^b Collins v. Blantern, 2 Wils. Rep. 347. Holman v. Johnson, Cowp. Rep. 341. Biggs v. Lawrence, 3 Term Rep. 454. Clugas v. Penaluna, 4 Term Rep. 466. Steers v. Laishley, 6 Term Rep. 61. Booth v. Hodgson, 6 Term Rep. 405. Waymell v. Reed, 5 Term Rep. 599. Ex parte Mather, 3 Ves jun. Rep. 373. Ribbans v. Crickett, 1 Bos. & Pull. 264. Lightfoot v. Tenant, 1 Bos. & Pull. 551. Aubert v. Maze, 2 Bos. & Pull. 371. Shirley v. Sankey, 2 Bos. & Pull. 130. Thompson v. Thompson, 7 Ves. Rep. 470. Ex parte Daniels, 14 Ves. Rep. 191. Ex parte Bell, 1 Maul. & Selw. 751. Cooth v. Jackson, 6 Ves. Rep. 11. Branton v. Taddy, 1 Taunt. Rep. 6. Edgar v. Fowler, 3 East's Rep. 222. Morck v. Abel, 3 Bos. & Pull. 35. Blachford v. Preston, 8 Term Rep. 89. Gallini v. Laborie, 5 Term Rep. 242. Sullivan v. Greaves, Park.
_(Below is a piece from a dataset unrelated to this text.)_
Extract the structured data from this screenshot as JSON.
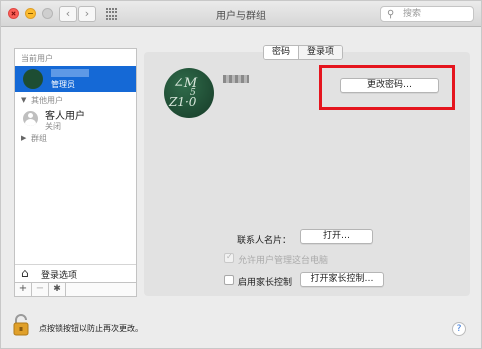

Ins. 8. Mitchell v. Cockburn, 2 H. Bl. Rep. 379. Canaan v. Bryce, 3 Barnw. & Ald. 179. Duncanson v. McClure, 4 Dall. Rep. 308. Hunt v. Knickerbocker, 5 Johns. Rep. 327. Whitaker v. Cone, 2 Johns. Cas. 58. Belding v. Pitkin, 2 Johns. Ch. 147. Graves v. Delaplaine, 14 Johns. Rep. 146. Griswold v. Waddington, 16 Johns. Rep. 438. Richardson v. Marine Ins. Co., 6 Mass. Rep. 111. Russell v. De Grand, 15 Mass. Rep. 35. Wheeler v. Russel, 17 Mass. Rep. 281. Musson v. Frales, 16 Mass. Rep. 334. Frales v. Mayberry, 2 Gallis. Rep. 560. Hannay v. Eve, 3 Cranch's Rep. 242. Patton v. Nicholson, 3 Wheat. Rep. 204. Mitchel v. Smith, 4 Dall. Rep. 269. S.C. 1 Binn. Rep. 110. Maybin v. Coulon, 4 Dall. Rep. 298. Biddis v. James, 6 Binn. Rep. 321. Coulon v. Anthony, 4 Yeates, 24.
^c Pothier, Des Obligations, No. 43-45. Des Assurances, No. 58. Emerigon, Des. Ass. tom. 1. p. 211.
^d Faikney v. Reynous, 4 Burr. Rep. 2069. Petrie v. Hannay, 3 Term Rep. 418. Farmer v. Russel, 1 Bos. & Pull. 295. Tenant v. Eliot, 1 Bos. & Pull. 3. Lloyd v. Johnson, 1 Bos. & Pull. 340. Watts v. Brooks, 3 Ves. jun. Rep. 612. Bird v. Appleton, 8 Term Rep. 562. Ex parte Bulmer, 13 Ves. Rep. 313. Sewell v. Royal Exch. Co., 4 Taunt. Rep. 850. Hodgson v. Temple, 5 Taunt. Rep. 181. Haines v. Busk, 5 Taunt. Rep. 521. Simpson v. Bloss, 7 Taunt. Rep. 246. Antoine v. Morshead, 6 Taunt. Rep. 237. S.C.. 1 Marsh. Rep. 561. Danbroz v. Morshead, 6 Taunt. Rep. 332. Willison v. Pattison, 7 Taunt. Rep. 439. Evans v. Richardson, 3 Meriv. Rep. 469. Edwards v. Dick, 4 Barnw. & Ald. 211. Woodhouse v. Meredith, 1 Jac. & Walk. 204. Whittingham v. Bourgoyne, 3 Andsr. 900. Booth v. Jackson, 6 Ves. Rep. 12. Edgar v. Fowler, 3 East's Rep. 222. Bensley v. Bingold, 5 Barnw. & Ald. 335. Johnson v. Hudson, 11 East's Rep. 180. Gross v. Lapage, 1 Holt's N. P. Rep. 105. 107. and cases collected in note. Hedley v. Lapage, 1 Holt's N. P. Rep. 392. Duhammel v. Pickering, 2 Stark. N. P. Rep. 90. Stokes v. Twitcher, 8 Taunt. Rep. 492. Gow on Partnership, 105. 2 Evans' Pothier, Appendix, No. I. p. 8. 1 Fonbl. Eq. b. 1. c. 4. s. 4. note y. Puffend. l. 3. c. 7. s. 9. note 2.